Despite Verizon's best efforts to keep their own variant of the Galaxy SIII locked down, ingenious users haven't been deterred in rooting, flashing custom ROMs, and even bypassing the device's locked bootloader to use custom kernels. The fact remained, however, that VZW's SIII had a locked bootloader which, in general, is a hassle for developers and tweakers hoping to customize the SIII to its fullest potential. It was this fact that made Samsung's promised Developer Edition SIII appealing to many.
The original Transformer was one of the first tablets to capture the imagination of the Android community, and three iterations later the family continues to be popular among modders and ROM enthusiasts. The latest and inarguably greatest member of ASUS' tablet family, the Transformer Pad Infinity, now has infinitely more options when it comes to aftermarket ROMs and modifications. The company released the TF700 version of their bootloader unlock tool, and interested users can download it from the ASUS support website.
Motorola, a company notorious for shipping devices with locked bootloaders, has finally announced that they've found a solution to offer users the option to unlock their devices while still keeping carrier partners happy.
The first device to see this option will be the just announced Photon Q, which will be available on Sprint in the coming weeks.
The details surrounding how this process will work aren't yet available, but we expect more information to become available once the Photon Q hits the streets.
Those wondering whether Motorola's recently-announced Atrix HD will carry a locked bootloader can exhale – in a string of tweets earlier this evening, Moto confirmed that, yes, the Atrix HD's bootloader will be locked and signed.
That being said, Moto indicated that their "goal" is to provide a way to "unlock the bootloaders on our devices to those who wish to do so," adding that more details are "to come."
@kulow_atx Motorola ATRIX HD at AT&T will have a locked bootloader to meet requirements; (1/2)
— Motorola Mobility (@Motorola) July 10, 2012
@kulow_atx our goal is still to provide a way to unlock the bootloaders on our devices to those who wish to do so, more details to come(2/2)
— Motorola Mobility (@Motorola) July 10, 2012
What this means for the end user is that (for now) customization of the Atrix HD will be severely limited.
After HTC basically pointed the finger at AT&T for the bootloader situation on the American version of the One X (which is technically the One XL), many an enthusiast voiced their disapproval.
Ask and you shall receive (apparently) - ASUS has just published the bootloader unlock utility for the Transformer Pad 300. You can download it here.
Unlock Device App: Unlock boot loader.
1. Only suitable for Andriod4.0 Ice Cream Sandwich OS version.

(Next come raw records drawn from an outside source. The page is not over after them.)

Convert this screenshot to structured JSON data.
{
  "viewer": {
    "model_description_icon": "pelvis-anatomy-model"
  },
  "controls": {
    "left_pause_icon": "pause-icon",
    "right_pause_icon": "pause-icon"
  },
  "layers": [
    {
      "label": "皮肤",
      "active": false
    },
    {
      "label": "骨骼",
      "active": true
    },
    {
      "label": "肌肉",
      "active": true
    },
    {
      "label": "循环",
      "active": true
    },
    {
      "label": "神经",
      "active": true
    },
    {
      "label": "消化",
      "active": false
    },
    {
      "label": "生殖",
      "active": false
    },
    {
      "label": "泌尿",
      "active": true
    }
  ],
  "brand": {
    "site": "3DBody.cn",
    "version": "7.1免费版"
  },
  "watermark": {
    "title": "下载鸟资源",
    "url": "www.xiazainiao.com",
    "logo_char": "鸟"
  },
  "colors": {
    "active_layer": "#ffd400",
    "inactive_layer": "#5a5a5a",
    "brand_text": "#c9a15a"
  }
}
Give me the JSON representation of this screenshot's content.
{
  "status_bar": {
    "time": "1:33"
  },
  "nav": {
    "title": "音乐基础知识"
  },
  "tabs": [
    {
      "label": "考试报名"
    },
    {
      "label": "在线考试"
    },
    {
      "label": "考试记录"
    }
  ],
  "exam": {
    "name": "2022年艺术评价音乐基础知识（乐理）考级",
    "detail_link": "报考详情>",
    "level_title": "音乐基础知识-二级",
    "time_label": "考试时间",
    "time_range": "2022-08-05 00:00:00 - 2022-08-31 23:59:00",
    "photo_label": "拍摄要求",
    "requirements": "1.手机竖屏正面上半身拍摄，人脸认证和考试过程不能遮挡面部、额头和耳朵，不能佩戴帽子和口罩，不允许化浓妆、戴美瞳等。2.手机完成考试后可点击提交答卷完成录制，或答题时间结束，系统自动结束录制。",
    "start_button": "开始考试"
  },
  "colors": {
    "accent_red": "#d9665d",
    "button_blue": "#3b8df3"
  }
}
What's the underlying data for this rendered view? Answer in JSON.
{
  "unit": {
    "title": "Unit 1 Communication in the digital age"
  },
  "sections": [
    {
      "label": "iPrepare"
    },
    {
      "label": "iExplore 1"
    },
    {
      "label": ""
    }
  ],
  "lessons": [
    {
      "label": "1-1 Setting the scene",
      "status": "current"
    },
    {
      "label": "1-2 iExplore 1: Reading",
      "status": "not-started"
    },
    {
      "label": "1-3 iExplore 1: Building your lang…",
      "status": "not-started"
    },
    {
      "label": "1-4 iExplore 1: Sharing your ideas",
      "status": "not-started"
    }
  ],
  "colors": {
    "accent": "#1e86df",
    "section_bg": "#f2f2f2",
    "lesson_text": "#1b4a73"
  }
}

2. Before you download, install, and use the Unlock Device App you acknowledge and assume complete risk to the quality and performance of this App, including but not limited to the following: once you activate the App you will not be able to recover your ASUS product (“Original Product”) back to original locked conditions;the Original Product with the activated App will not be deemed the Original Product; the Revised Product will no longer be covered under the warranty of the Original Product; the software of Revised Product will no longer be deemed the software of the Original Product and can no longer receive ASUS software updates; your purchased digital content may also be affected.

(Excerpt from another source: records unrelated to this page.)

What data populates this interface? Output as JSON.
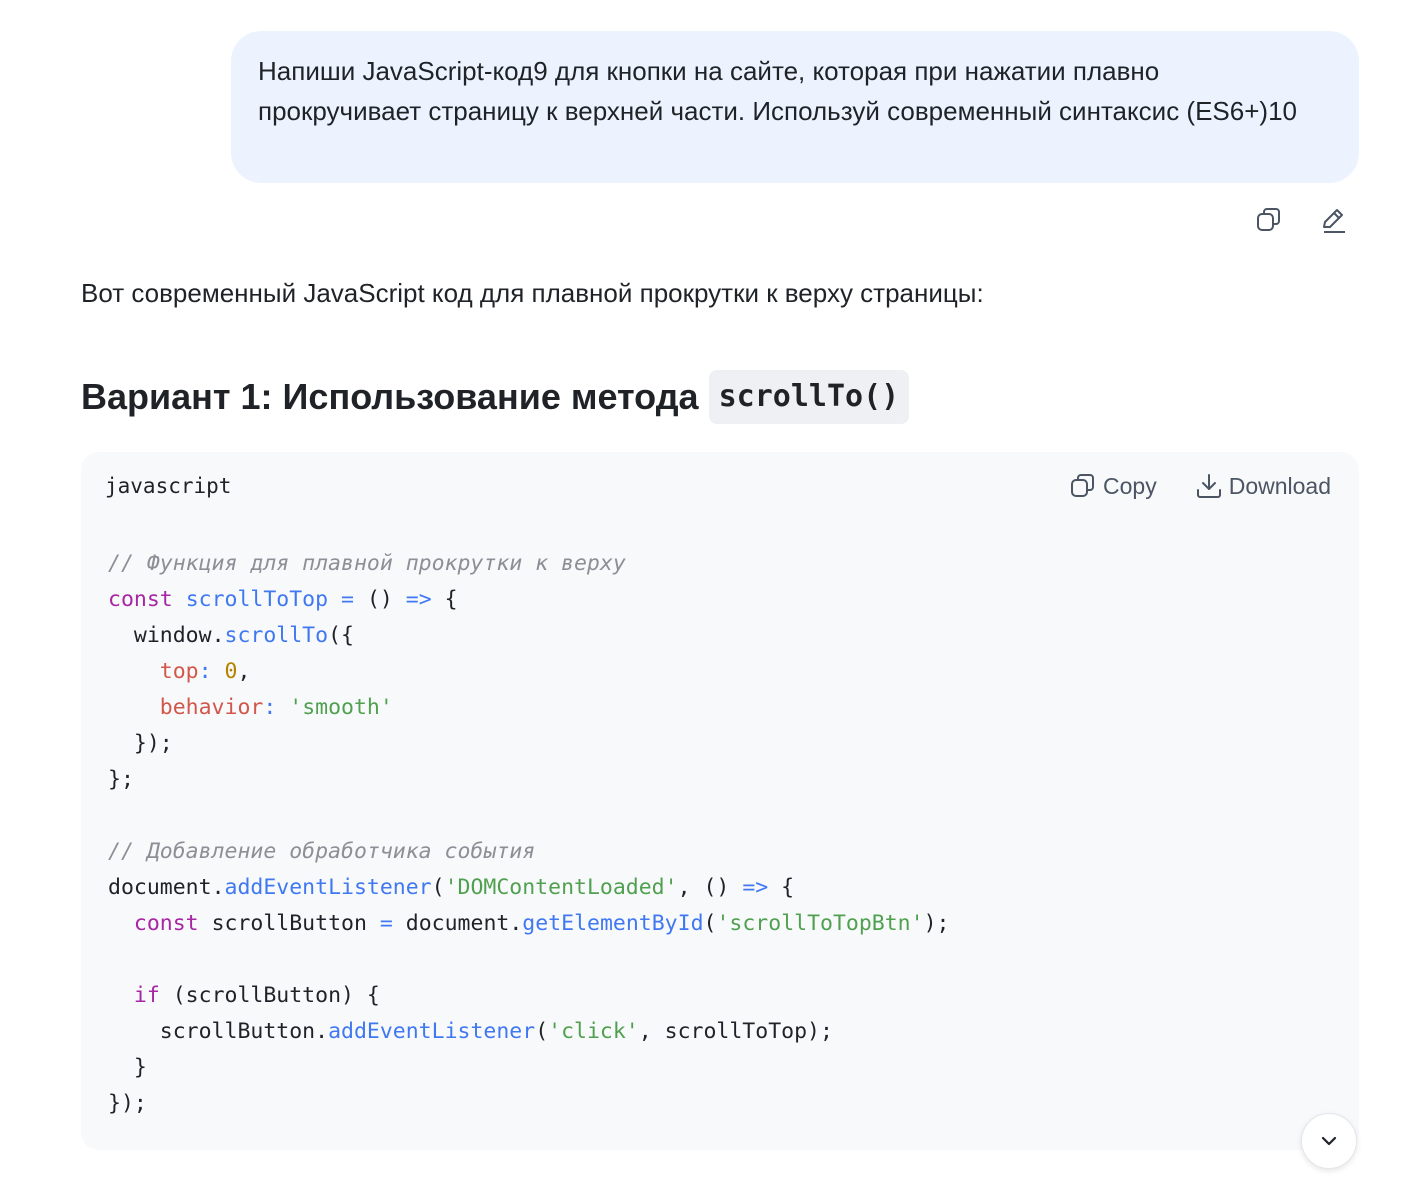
{
  "user_message": {
    "text": "Напиши JavaScript-код9 для кнопки на сайте, которая при нажатии плавно прокручивает страницу к верхней части. Используй современный синтаксис (ES6+)10"
  },
  "message_actions": {
    "copy_icon": "copy-icon",
    "edit_icon": "pencil-icon"
  },
  "assistant": {
    "intro": "Вот современный JavaScript код для плавной прокрутки к верху страницы:",
    "heading_text": "Вариант 1: Использование метода",
    "heading_code": "scrollTo()",
    "code_block": {
      "language": "javascript",
      "copy_label": "Copy",
      "download_label": "Download",
      "lines": {
        "l1": "// Функция для плавной прокрутки к верху",
        "l2_kw": "const",
        "l2_fn": "scrollToTop",
        "l2_eq": "=",
        "l2_args": "()",
        "l2_arrow": "=>",
        "l2_brace": "{",
        "l3_obj": "window",
        "l3_fn": "scrollTo",
        "l3_rest": "({",
        "l4_prop": "top",
        "l4_num": "0",
        "l5_prop": "behavior",
        "l5_str": "'smooth'",
        "l6": "});",
        "l7": "};",
        "l9": "// Добавление обработчика события",
        "l10_obj": "document",
        "l10_fn": "addEventListener",
        "l10_str": "'DOMContentLoaded'",
        "l10_args": "()",
        "l10_arrow": "=>",
        "l10_brace": "{",
        "l11_kw": "const",
        "l11_var": "scrollButton",
        "l11_eq": "=",
        "l11_obj": "document",
        "l11_fn": "getElementById",
        "l11_str": "'scrollToTopBtn'",
        "l13_kw": "if",
        "l13_cond": "(scrollButton) {",
        "l14_obj": "scrollButton",
        "l14_fn": "addEventListener",
        "l14_str": "'click'",
        "l14_arg": "scrollToTop",
        "l15": "}",
        "l16": "});"
      }
    }
  },
  "scroll_button": {
    "icon": "chevron-down-icon"
  }
}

After MoDaCo's recent report that HTC's Bootloader Unlock tool didn't work for AT&T's One X variant, The Verge reached out to the Taiwanese manufacturer, and received a reply which suggested that the device has "restrictions" which prevent its bootloader from being unlockable:
Early last month, it was revealed to much outcry that the Transformer Prime had a locked bootloader. Angry customers took to the forums to vent and started a petition to get Asus to change its stance. And just 24 hours later, that's what happened, with Asus promising an unlock tool down the road.
Today Asus delivered, with the unlock tool hitting the TP's support site:
TL;DR: Caveat emptor.
The company strongly suggests customers stay away from unlocking the bootloader, stating:
HTC has added added a handful of devices to the list of those supported by the Taiwanese manufacturer's bootloader unlock tool. The newly-added devices include the Hero, Legend, both the myTouch 3G and 4G, and the aged Droid Eris. The announcement came via Twitter earlier today:
Some of the newly added unlock bootloader supported devices are the HTC Hero, Legend, Droid Eris, myTouch 3G, and myTouch 4G!
— HTCdev (@htcdev) February 15, 2012
As always, HTC warns that unlocking a bootloader is not for the faint of heart, and may preclude users from warranty coverage.
Over the weekend, we found out about Moto's upcoming dev-friendly version of the RAZR, its first device with an unlockable bootloader. What we didn't have, however, were any details about how the unlock process would work, how it would affect the warranty, and so on. Moto has now posted the details answering many of those exactly questions, and there's one thing for sure - it doesn't look like it's going to be as good as it sounds.